Related Articles

  • Healthcare Plans Face Compliance Demands, Audits. Mont, Joe // Compliance Week;May2013, Vol. 10 Issue 112, p12 

    The article focuses on the regulations from the U.S. Patient Protection and Affordable Care Act, which will force companies to ensure that their employee health plans will pass regulatory muster. It states that the Labor Department is reviewing plan policies and amendments that were made in...

  • The Affordable Care Act's 'Play or Pay' Tax: Determining Coverage Alternatives. Tacchino, Arthur // Journal of Financial Planning;Feb2013, Vol. 26 Issue 2, p38 

    Financial planners of all levels should be aware of the Affordable Care Act's "play or pay" tax that takes effect for employers in 2014. This article examines the Act by describing the following six important factors: (1) which employers are subject to the tax, (2) how the tax is triggered for...

  • Employees to Foot Bill. Devitt, Caitlin // Bond Buyer;8/31/2011, Vol. 377 Issue 33575, p9 

    The article reports on the approval of a legislative bill that needs school district and state employees to contribute to their health care benefits in Michigan.

  • Federal regs issued on Mental Health Parity.  // National Underwriter / Life & Health Financial Services;1/19/98, Vol. 102 Issue 3, p34 

    Provides information on the issuance of interim regulations by the Departments of Labor, Health and Human Services and the United States Treasury to assist employer, health plans and insurance companies in complying with the Mental Health Parity Act of 1996. When the bill was signed by...

  • States being dealing with Mental Parity. West, Diane // National Underwriter / Life & Health Financial Services;6/16/97, Vol. 101 Issue 24, p11 

    Reports that states have started preparing for the 1996 federal Mental Health Parity Act which takes effect from January 1, 1998. Terms of the Mental Health Parity Act; Plans that exclusions will be available for.

  • Will Employers Continue Coverage? Wechsler, Jill // Pharmaceutical Executive;Jun2010, Vol. 30 Issue 6, p20 

    The article focuses on the impact of the provisions of the Patient Protection and Affordable Care Act (PPACA) on health benefits of employees in the U.S. Chief actuary of the Centers for Medicare and Medicare Services (CMS) Richard Foster says that provisions in PPACA will lessen the total...

  • Parity? Only partly. Oss, Monica E. // Behavioral Health Management;Mar/Apr98, Vol. 18 Issue 2, p3 

    Editorial. Presents information on the Mental Health Parity Act of 1996 (MHPA) in the United States. Reason MHPA amends Employee Retirement Income Security Act (ERISA), the Public Health Service Act and the Internal Revenue Service Code; How to achieve true parity.

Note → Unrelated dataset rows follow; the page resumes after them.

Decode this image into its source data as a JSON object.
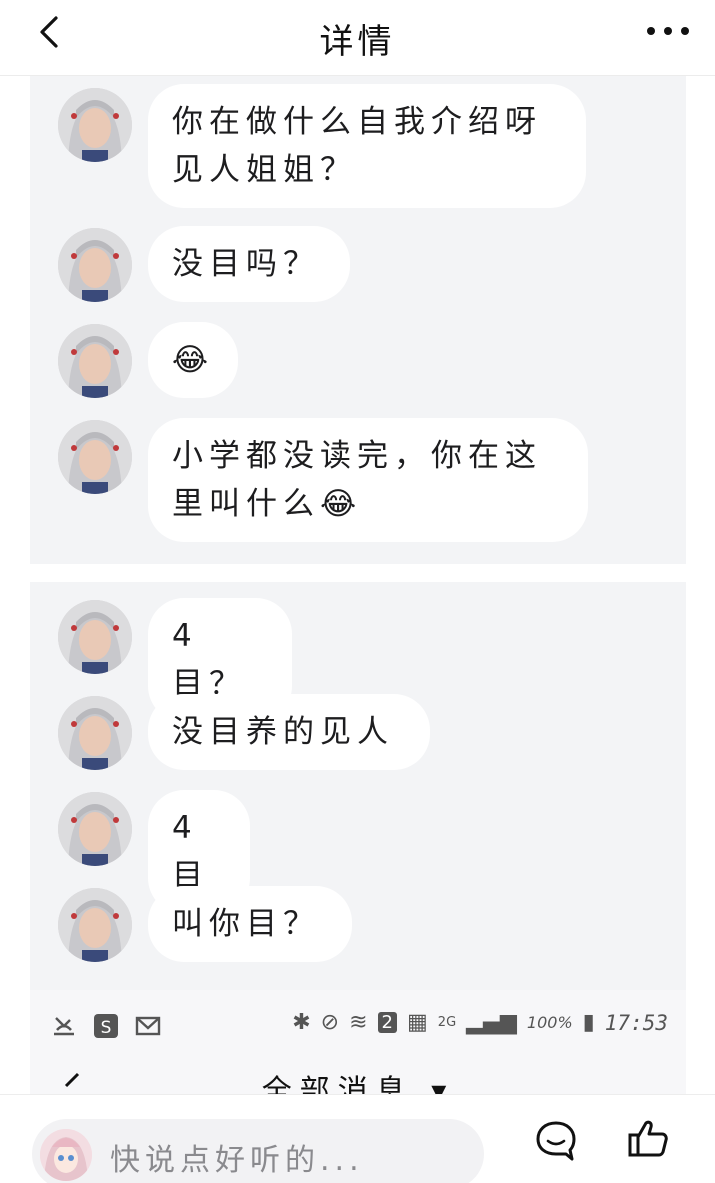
{
  "header": {
    "title": "详情",
    "back_icon": "chevron-left-icon",
    "more_icon": "more-horizontal-icon"
  },
  "screenshot_1": {
    "messages": [
      {
        "text": "你在做什么自我介绍呀\n见人姐姐？"
      },
      {
        "text": "没目吗？"
      },
      {
        "text": "😂"
      },
      {
        "text": "小学都没读完，你在这\n里叫什么😂"
      }
    ]
  },
  "screenshot_2": {
    "messages": [
      {
        "text": "4目？"
      },
      {
        "text": "没目养的见人"
      },
      {
        "text": "4目"
      },
      {
        "text": "叫你目？"
      }
    ]
  },
  "screenshot_3": {
    "status_bar": {
      "battery": "100%",
      "time": "17:53",
      "sim": "2",
      "network": "2G"
    },
    "title": "全部消息 ▾"
  },
  "bottom_bar": {
    "input_placeholder": "快说点好听的...",
    "comment_icon": "comment-icon",
    "like_icon": "thumbs-up-icon"
  },
  "colors": {
    "panel_bg": "#f3f4f6",
    "bubble_bg": "#ffffff",
    "text": "#1d1d1f",
    "placeholder": "#8a8a8e"
  }
}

  • Time for total parity. Drotos, J. Chip // Behavioral Health Management;Mar/Apr98, Vol. 18 Issue 2, p40 

    Presents information on the implementation of the Mental Health Parity Act of 1996 in the United States (US) in January 1998. US states that have voted in their own parity plans; Data some advocates who disagree with the law will offer to the US Congress; Costs of substance abuse to business and...

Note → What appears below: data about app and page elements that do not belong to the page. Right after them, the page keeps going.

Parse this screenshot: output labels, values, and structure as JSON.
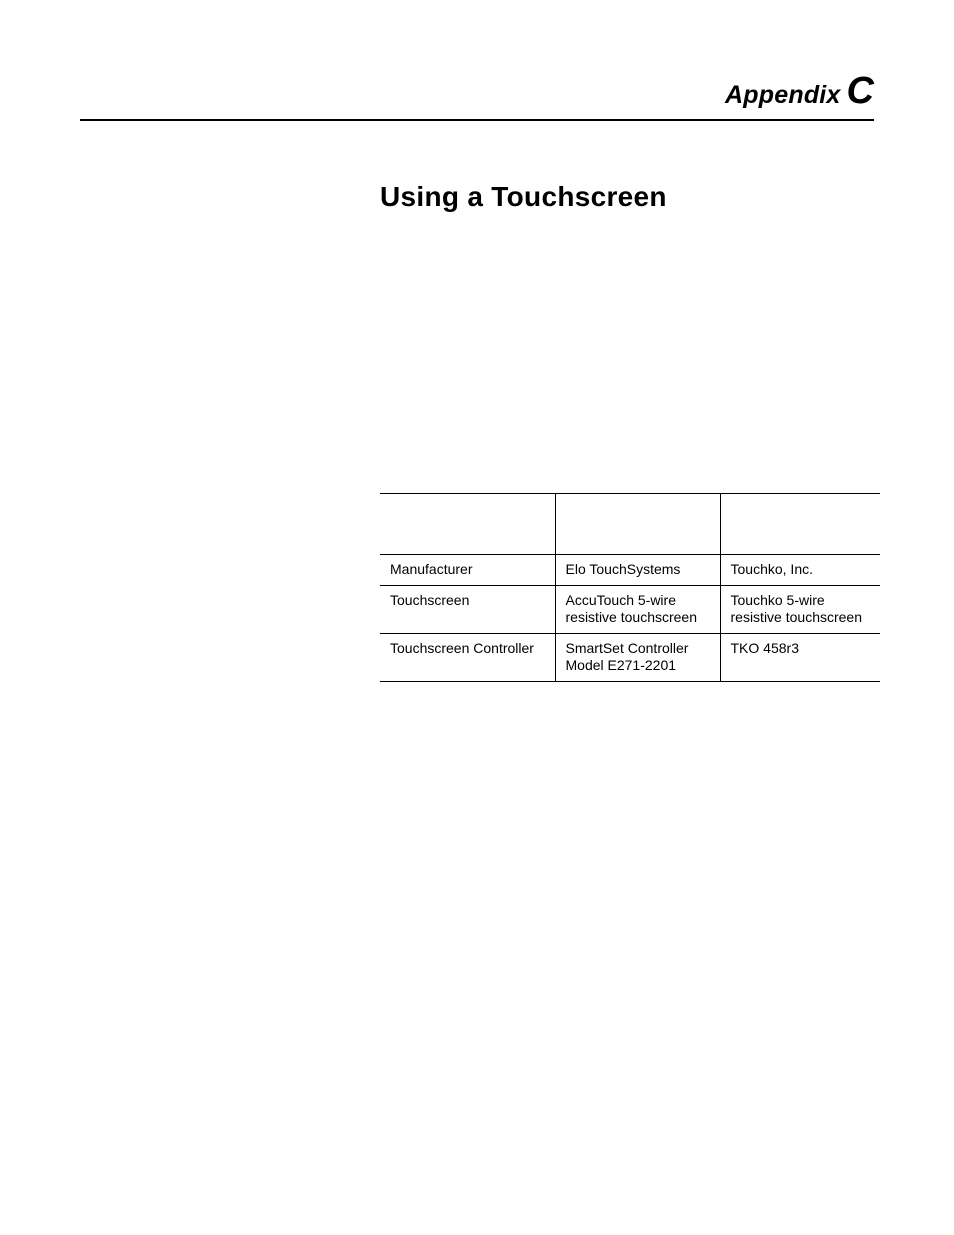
{
  "header": {
    "appendix_word": "Appendix",
    "appendix_letter": "C"
  },
  "title": "Using a Touchscreen",
  "table": {
    "headers": [
      "",
      "",
      ""
    ],
    "rows": [
      {
        "label": "Manufacturer",
        "col2": "Elo TouchSystems",
        "col3": "Touchko, Inc."
      },
      {
        "label": "Touchscreen",
        "col2": "AccuTouch 5-wire resistive touchscreen",
        "col3": "Touchko 5-wire resistive touchscreen"
      },
      {
        "label": "Touchscreen Controller",
        "col2": "SmartSet Controller Model E271-2201",
        "col3": "TKO 458r3"
      }
    ]
  }
}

  • Mental Health Parity Act of 1996: Summary of the interim... Penz, Janet A. // Employee Benefits Journal;Jun98, Vol. 23 Issue 2, p14 

    Analyzes issued United States federal regulations that govern how group health plans should implement the parity requirement under Mental Health Parity Act (MHPA) of 1996. Overview of the MHPA; Effective dates for MHPA compliance; Mental health parity requirements.


Read the Article


Sorry, but this item is not currently available from your library.

Try another library?
Sign out of this library

Other Topics